Senator Barack Obama, D-Illinois.
WASHINGTON (CNN) - Sen. Barack Obama will limit the number of debates and forums he will attend and instead focus more of his time campaigning in key presidential primary and caucus states, the Illinois Democrat's campaign manager announced on Saturday.
In a statement posted on Obama's website, "Debates and forums going forward," campaign manager David Plouffe notes that Obama has already participated in seven debates and 19 forums. With just a little more than four months before the Iowa caucuses, the Obama campaign has decided to take more control of the senator's schedule.
"Unfortunately, we simply cannot run the kind of campaign we want and need to, engaging with voters in the early states and February 5 states, if our schedule is dictated by dozens of forums and debates," Plouffe wrote. "Ultimately, the one group left out of the current schedule is the voters and they are the ones who ask the toughest questions and most deserve to have those questions answered face to face."
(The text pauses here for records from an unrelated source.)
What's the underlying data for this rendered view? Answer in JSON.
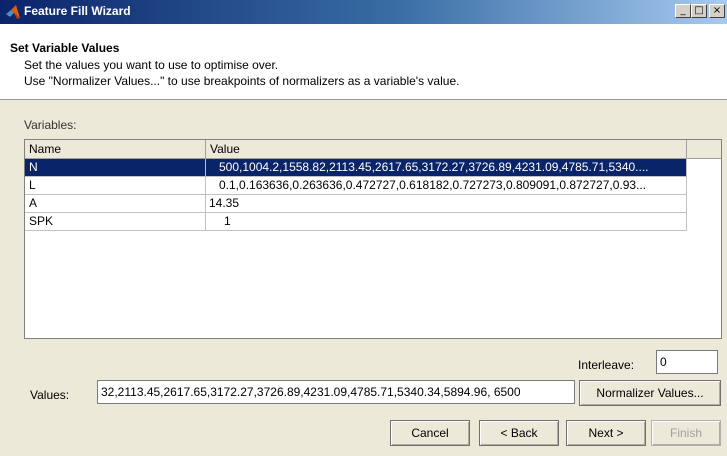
{
  "window": {
    "title": "Feature Fill Wizard",
    "controls": {
      "minimize": "_",
      "maximize": "□",
      "close": "×"
    }
  },
  "header": {
    "title": "Set Variable Values",
    "line1": "Set the values you want to use to optimise over.",
    "line2": "Use \"Normalizer Values...\" to use breakpoints of normalizers as a variable's value."
  },
  "variables": {
    "label": "Variables:",
    "columns": [
      "Name",
      "Value"
    ],
    "rows": [
      {
        "name": "N",
        "value": "500,1004.2,1558.82,2113.45,2617.65,3172.27,3726.89,4231.09,4785.71,5340....",
        "selected": true
      },
      {
        "name": "L",
        "value": "0.1,0.163636,0.263636,0.472727,0.618182,0.727273,0.809091,0.872727,0.93...",
        "selected": false
      },
      {
        "name": "A",
        "value": "14.35",
        "selected": false
      },
      {
        "name": "SPK",
        "value": "1",
        "selected": false
      }
    ]
  },
  "interleave": {
    "label": "Interleave:",
    "value": "0"
  },
  "values_field": {
    "label": "Values:",
    "value": "32,2113.45,2617.65,3172.27,3726.89,4231.09,4785.71,5340.34,5894.96, 6500"
  },
  "buttons": {
    "normalizer": "Normalizer Values...",
    "cancel": "Cancel",
    "back": "< Back",
    "next": "Next >",
    "finish": "Finish"
  },
  "colors": {
    "title_gradient_start": "#0a246a",
    "title_gradient_end": "#a6caf0",
    "selection": "#0a246a",
    "dialog_face": "#ece9d8"
  },
  "icons": {
    "app": "matlab-logo-icon"
  }
}
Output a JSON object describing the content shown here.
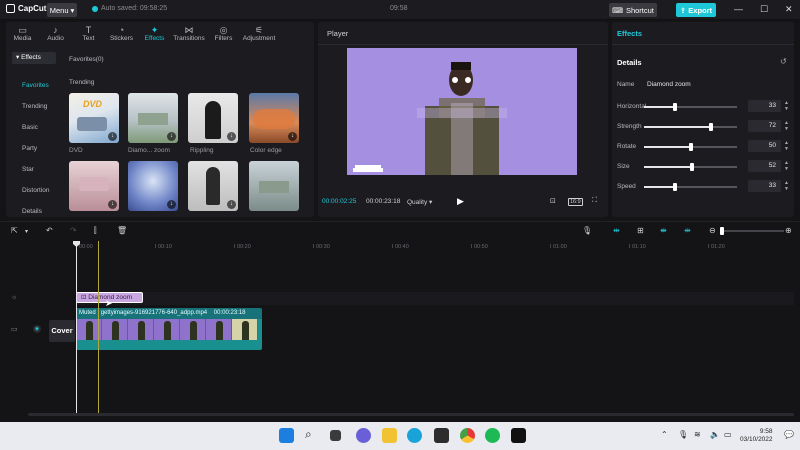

The Illinois Democrat will participate in the five remaining Democratic National Committee sanctioned debates, a September debate sponsored by Univision in Florida and two Iowa debates in December. Obama will also consider participating in forums - events where candidates are not on the stage at the same time - but Plouffe noted "we are unlikely to accept many of these."
Ploffe acknowledged it is a risky strategy, because it could alienate important Democratic constituencies who were planning debates and forums in the coming months.
"Many friends and terrific organizations are sponsoring or planning to sponsor debates and forums," Plouffe wrote. "So this is not an easy decision for us to execute. But it simply won't work to navigate this one by one. We felt we needed to make our approach clear and consistent. I think this approach will be better for the voters and the campaign."
Plouffe said the campaign will evaluate what debates to participate in when the calendar turns to January.
The next DNC sanctioned debate will be held Sunday morning in Iowa and broadcast on ABC.
- CNN's Jamie Crawford and Mark Preston
Maybe...just maybe with the August recess nearly over, he's going to spend more time at the job he's paid to do (remember that Seante thing) and less time 'interviewing' for the job that he wants. That alone would show some stewardship of the tax-payer's dollar.
Of course, if he were as experienced as the others, he'd know he could get away with not performing in his current capacity?
Who knows the real reason? But, to opine and then call him names based on this decision is wrong.
There is no good reason for a political candidate to pass up free tv time.
There is nothing to debate about. Obama has stated his views and opinions on issues. People who want to know where he stands can read his webstie or watch previous debates. What good does debating do anyway? Arguing with other people never gets anything accomplished.